The environment of your bedroom impacts your capacity to get a good night’s sleep. You’re more likely to fall asleep quickly if you’re calm and content. The colours in your bedroom, in particular, can make the difference between a restful night’s sleep and a restless night’s sleep.
Experts in colour psychology discovered that some hues make us feel relaxed, while others feel alert. We discuss the best and worst colours for sleeping in our article so that you can better understand how colour influences the circadian cycle.
Colours for a Sleepful Bedroom
Blue, yellow, green, silver, orange, and pink are the greatest colours for sleeping. These hues are calming and relaxing to the neurological system.
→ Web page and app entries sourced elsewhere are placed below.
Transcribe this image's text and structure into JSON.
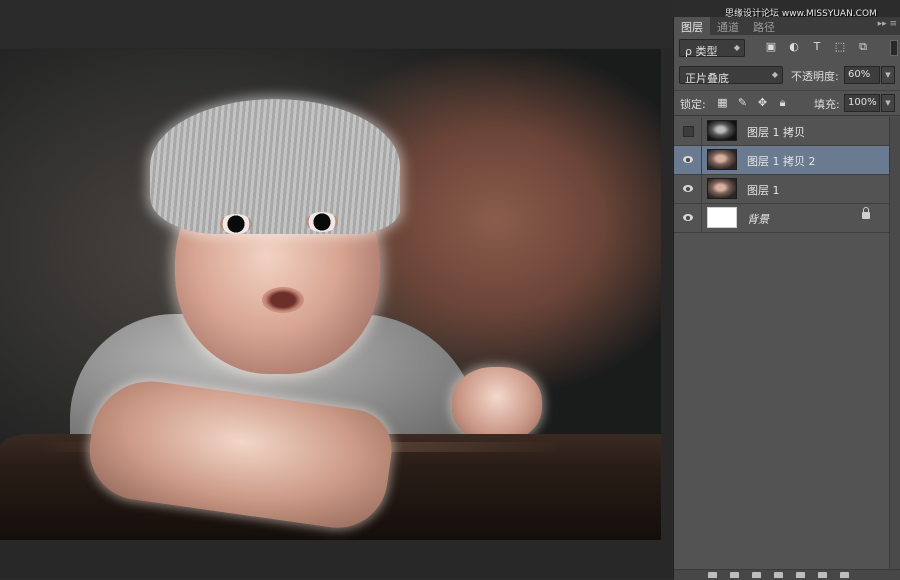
{
  "watermark": "思缘设计论坛 www.MISSYUAN.COM",
  "panel": {
    "tabs": [
      {
        "label": "图层",
        "active": true
      },
      {
        "label": "通道",
        "active": false
      },
      {
        "label": "路径",
        "active": false
      }
    ],
    "tab_menu": "▸▸ ≡",
    "filter": {
      "label": "ρ 类型",
      "icons": [
        "image-filter-icon",
        "adjustment-filter-icon",
        "type-filter-icon",
        "shape-filter-icon",
        "smart-object-filter-icon"
      ]
    },
    "blend_mode": "正片叠底",
    "opacity_label": "不透明度:",
    "opacity_value": "60%",
    "lock_label": "锁定:",
    "fill_label": "填充:",
    "fill_value": "100%",
    "layers": [
      {
        "name": "图层 1 拷贝",
        "visible": false,
        "selected": false,
        "thumb": "baby-dark"
      },
      {
        "name": "图层 1 拷贝 2",
        "visible": true,
        "selected": true,
        "thumb": "baby"
      },
      {
        "name": "图层 1",
        "visible": true,
        "selected": false,
        "thumb": "baby"
      },
      {
        "name": "背景",
        "visible": true,
        "selected": false,
        "thumb": "white",
        "locked": true
      }
    ]
  },
  "colors": {
    "panel_bg": "#535353",
    "selected_layer": "#6a7b91",
    "app_bg": "#2c2c2c"
  }
}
For a pleasant, friendly ambience, adhere to neutral or pastel colours.
Blue is a great bedroom colour because it evokes feelings of tranquilly and relaxation. Because of unique receptors called ganglion cells found in the retinas, the brain perceives blue better than any other colour.
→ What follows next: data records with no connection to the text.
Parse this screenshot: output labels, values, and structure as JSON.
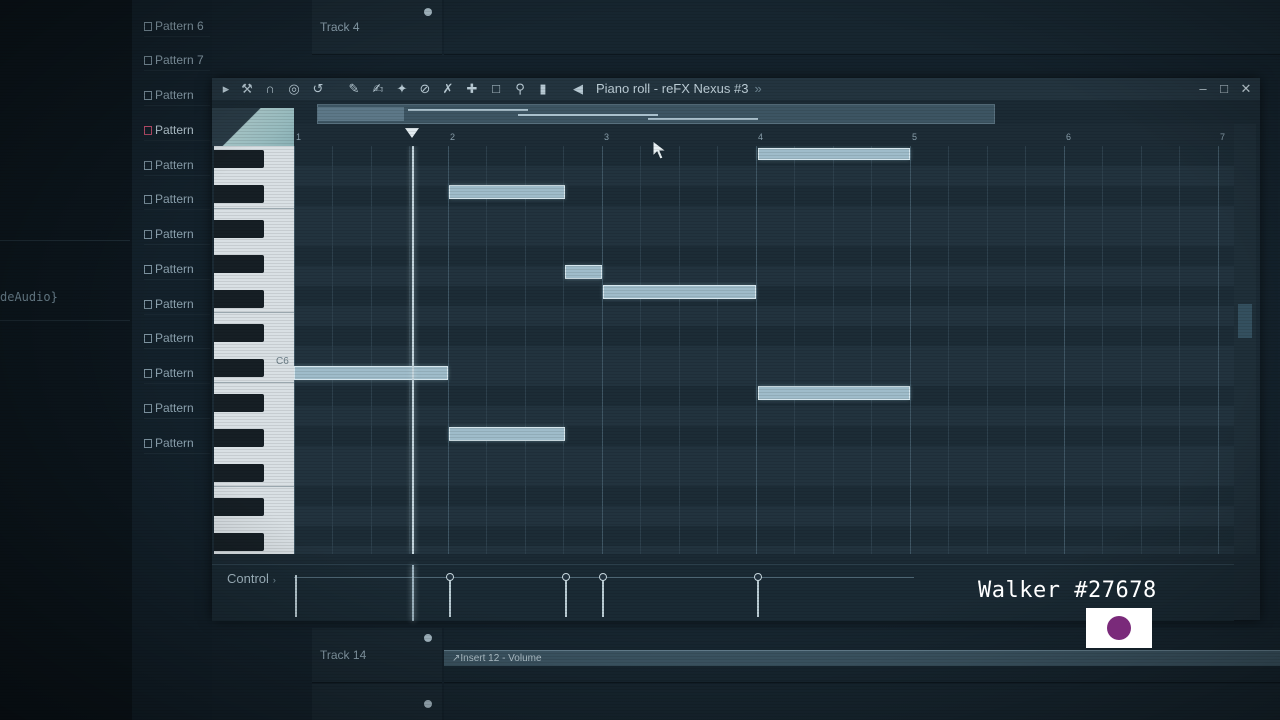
{
  "left_panel": {
    "partial_text": "deAudio}"
  },
  "patterns": [
    {
      "label": "Pattern 6"
    },
    {
      "label": "Pattern 7"
    },
    {
      "label": "Pattern"
    },
    {
      "label": "Pattern"
    },
    {
      "label": "Pattern"
    },
    {
      "label": "Pattern"
    },
    {
      "label": "Pattern"
    },
    {
      "label": "Pattern"
    },
    {
      "label": "Pattern"
    },
    {
      "label": "Pattern"
    },
    {
      "label": "Pattern"
    },
    {
      "label": "Pattern"
    },
    {
      "label": "Pattern"
    }
  ],
  "playlist": {
    "track_top": "Track 4",
    "track_bottom": "Track 14",
    "automation_clip": "↗Insert 12 - Volume"
  },
  "piano_roll": {
    "title": "Piano roll - reFX Nexus #3",
    "title_arrow": "»",
    "key_label": "C6",
    "ruler_numbers": [
      "1",
      "2",
      "3",
      "4",
      "5",
      "6",
      "7"
    ],
    "control_label": "Control",
    "control_arrow": "›",
    "window_controls": {
      "minimize": "–",
      "maximize": "□",
      "close": "✕"
    },
    "toolbar_icons": [
      "play-arrow-icon",
      "wrench-icon",
      "magnet-icon",
      "target-icon",
      "undo-icon",
      "pencil-icon",
      "paint-brush-icon",
      "paint-tool-icon",
      "delete-icon",
      "mute-icon",
      "slice-icon",
      "select-icon",
      "zoom-icon",
      "playback-icon",
      "speaker-icon"
    ]
  },
  "overlay": {
    "watermark": "Walker #27678",
    "flag_color": "#7a2a7a"
  },
  "colors": {
    "note_fill": "#9fbcca",
    "grid_bg": "#22333e"
  }
}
Ganglion cells absorb information from the visual environment and convert it into chemical signals sent to the hypothalamus, a portion of the brain that produces hormones like melatonin and cortisol. Melatonin is a sleep hormone that affects the sleep-wake cycle, while cortisol is a stress hormone that helps you stay awake during the day.
Because blue is a non-stimulating colour, it causes the hypothalamus to create more melatonin and less cortisol when you see it. A crimson room, on the other hand, stimulates the brain and increases cortisol production, resulting in poor sleep quality.
Softer yellow colours provide a pleasant ambience since the muted tone mimics sunlight. Soft yellows relieve stress and promote relaxation, allowing you to get a good night’s sleep. Brighter colours are stimulating and should be avoided.
Green is also a good hue to choose when you want to unwind. Green is also a simple hue for the eyes to see since, like blue light, it is sensitive to green light. Because green is a non-stimulating colour, it makes us feel tranquil, similar to a blue room. The ideal green hues for sleeping should contain blue tones; warm tones, such as yellow, may make you feel energised rather than help you relax.
If you favour neutral hues, silver is a terrific option. Silver, unlike dark grey tones, is calming. Choose a matte silver hue rather than a shiny one, as the sheen will reflect any bright light and keep you awake.
Light orange colours, such as tan and beige, provide a warm tone that evokes a sandy beach, making your bedroom feel pleasant. Choose oranges with brown undertones, such as terracotta, rather than bright oranges, stimulating the brain.
Because of its crimson tones, pink may not appear to be a nice colour for the bedroom, but a gentle, natural pink gives off a relaxing vibe. Reds that are too brilliant should be avoided.
Warm light is better for sleeping because the longer wavelengths of warm light are less irritating to the eyes. Yellow or red-hued light bulbs are ideal for bedroom lamps. Blue light, on the other hand, is the worst for getting a good night’s rest. Because your eyes are more sensitive to blue light, blue light from LED light bulbs and electronic gadgets interrupt melatonin production.